WHAT IS REQUIRED: From the listing below, copy every line with the word "scale".
[[ RECORDS SHOWN, beginning ]]
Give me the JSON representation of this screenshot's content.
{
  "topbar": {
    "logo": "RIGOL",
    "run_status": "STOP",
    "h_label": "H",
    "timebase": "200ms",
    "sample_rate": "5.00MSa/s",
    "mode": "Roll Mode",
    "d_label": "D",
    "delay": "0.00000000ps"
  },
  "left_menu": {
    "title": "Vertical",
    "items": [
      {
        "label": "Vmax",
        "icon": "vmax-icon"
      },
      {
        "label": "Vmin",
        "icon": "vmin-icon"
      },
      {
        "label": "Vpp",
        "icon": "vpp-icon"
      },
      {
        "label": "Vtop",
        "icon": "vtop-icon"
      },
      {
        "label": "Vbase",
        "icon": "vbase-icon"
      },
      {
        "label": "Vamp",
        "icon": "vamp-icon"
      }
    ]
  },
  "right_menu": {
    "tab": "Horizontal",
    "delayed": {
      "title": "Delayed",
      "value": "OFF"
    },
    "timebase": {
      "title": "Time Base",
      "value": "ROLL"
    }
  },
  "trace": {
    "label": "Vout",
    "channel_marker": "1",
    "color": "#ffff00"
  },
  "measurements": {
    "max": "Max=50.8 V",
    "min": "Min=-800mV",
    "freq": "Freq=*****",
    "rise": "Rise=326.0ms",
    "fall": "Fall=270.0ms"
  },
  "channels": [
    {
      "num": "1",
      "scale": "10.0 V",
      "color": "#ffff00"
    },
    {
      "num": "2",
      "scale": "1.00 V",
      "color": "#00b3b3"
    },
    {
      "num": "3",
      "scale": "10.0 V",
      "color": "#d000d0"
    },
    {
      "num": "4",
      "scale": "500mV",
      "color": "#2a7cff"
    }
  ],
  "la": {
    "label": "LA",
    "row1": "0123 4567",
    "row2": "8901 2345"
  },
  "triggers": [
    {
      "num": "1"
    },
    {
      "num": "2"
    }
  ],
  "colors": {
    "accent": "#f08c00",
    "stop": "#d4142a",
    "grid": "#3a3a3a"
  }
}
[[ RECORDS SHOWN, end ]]
SOLUTION TO THE EXERCISE:
      "scale": "10.0 V",
      "scale": "1.00 V",
      "scale": "10.0 V",
      "scale": "500mV",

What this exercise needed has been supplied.